3. Keep them fed and hydrated!
Taking your kids on adventures is one of the best parts about being a parent, but adventures can be tiring! Make sure to bring plenty of snacks and water that will last throughout your hike (and maybe even after). Keeping your kids fed and hydrated will help them maintain their energy levels and their fun. Do not underestimate the importance of snacks!
Hiking in Hawaii can conjure up some unique weather. It might start off a little chilly in the morning, but by the end your kids might be wanting to run around in their underwear! Be prepared for all scenarios, and consider dressing your keiki in our coveralls, as they are lightweight but long sleeved and can protect them from bugs. Remember to dress in layers, bring bug spray for when you’re hiking in those damp, forested areas, and always, always apply sunscreen!
Even if you choose the most kid-friendly, accessible hike you can find, hiking still poses possible dangers. When hiking in Hawaii, you may encounter loose rocks, slippery mud, and heights. Remember to keep in mind the weather forecast, especially if you’re hiking areas where you have to cross streams or encounter waterfalls. Some areas are prone to heavy rain, or even flash flooding, so make sure you always take these extra precautions and are mindful of the weather. While this may sound scary, if you ensure that you keep your kids close by and that they understand the possible dangers, you can still have a great experience!

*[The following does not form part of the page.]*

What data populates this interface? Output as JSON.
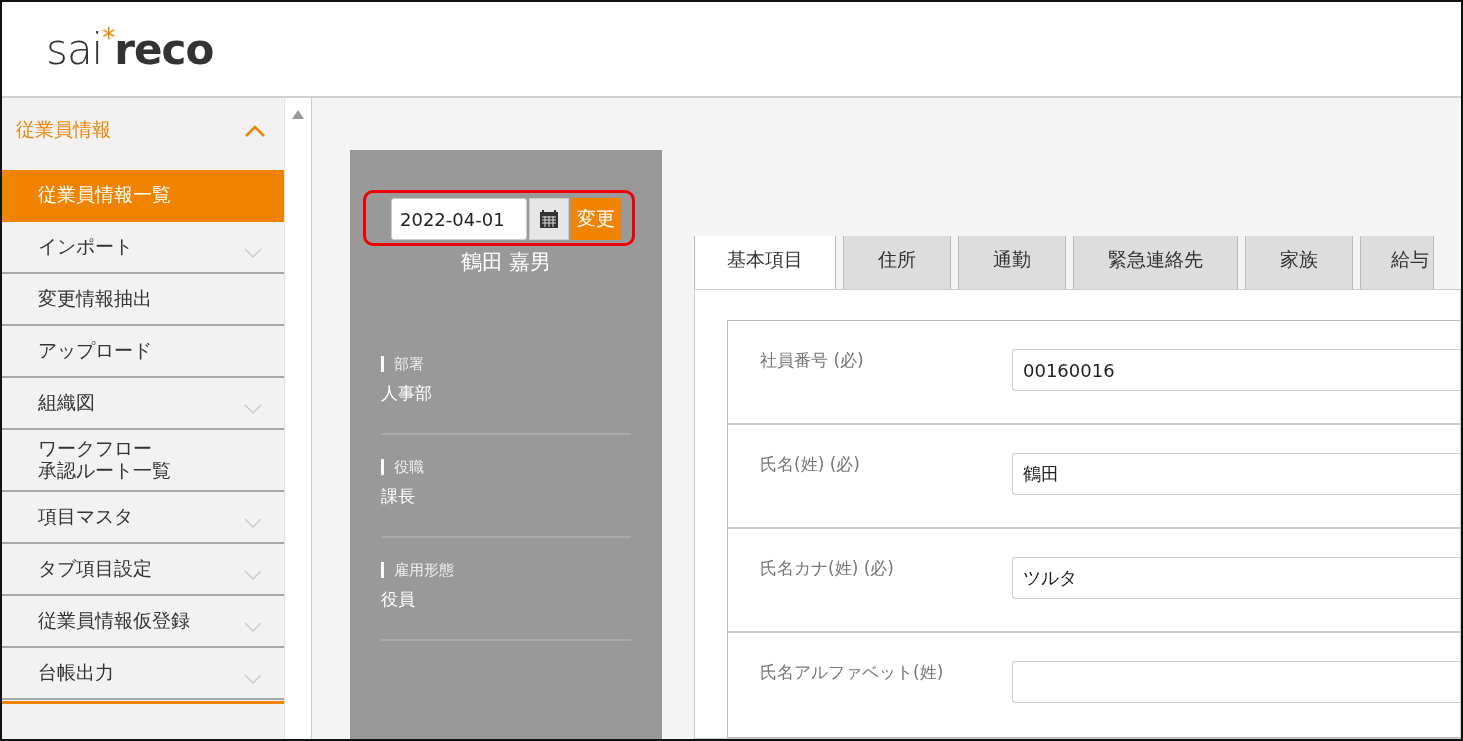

You and your ‘ohana are ready to begin their hike! You’ve prepared all you’ve needed to and everyone feels good and ready to go. To maximize your kids’ experience, let them go at their own pace. Oftentimes as adults, we’re focused on getting to the end of the hike and ploughing ahead. But for kids, they often want to look under rocks, climb trees, and generally meander about. Allowing them to enjoy the nature around them and explore a little bit is one of the best parts about hiking.
We hope you found these tips helpful. Hiking is an activity that you and your family can enjoy together and create fun memories for years to come. The Hawaiian islands are a unique and special place, so always remember to respect the ‘aina when you’re exploring. Keep in mind that many trailheads are through neighborhoods and near homes, so make sure you are respectful, quiet, and park only where allowed. Never go onto private property, and whatever you bring on your hike, bring it home with you, too. And always remember that when you are parked at your hike, don’t leave any valuables in the car and always make sure you lock it before you begin your adventure! If you have any other tips and tricks you find helpful when hiking in Hawaii with your keiki, let us know in the comments!
Big Island Trails:
Makalawena Beach: When adventuring to the beautiful beach of Makalawena, you’ll want to take trailhead #2 to ensure the shortest and safest route for you and your family. Once you’ve finished this short hike, you’ll arrive at one of the most beautiful beaches in Hawaii.
Kiholo Bay and Wainanalii Lagoon: An easy hike in one of Hawaii’s most beautiful areas. Along this trail you’ll encounter two ancient fish ponds that are filled with native fish species and you’re likely to see some sea turtles enjoying the blue waters!
Ala Kahakai National Historic Trail: This trail hike is part of a 175-mile long trail that has connected Hawaiian communities for years. This one will take you along the coast with some beautiful ocean views — but there’s no shade here, so be prepared with lots of water and sunscreen!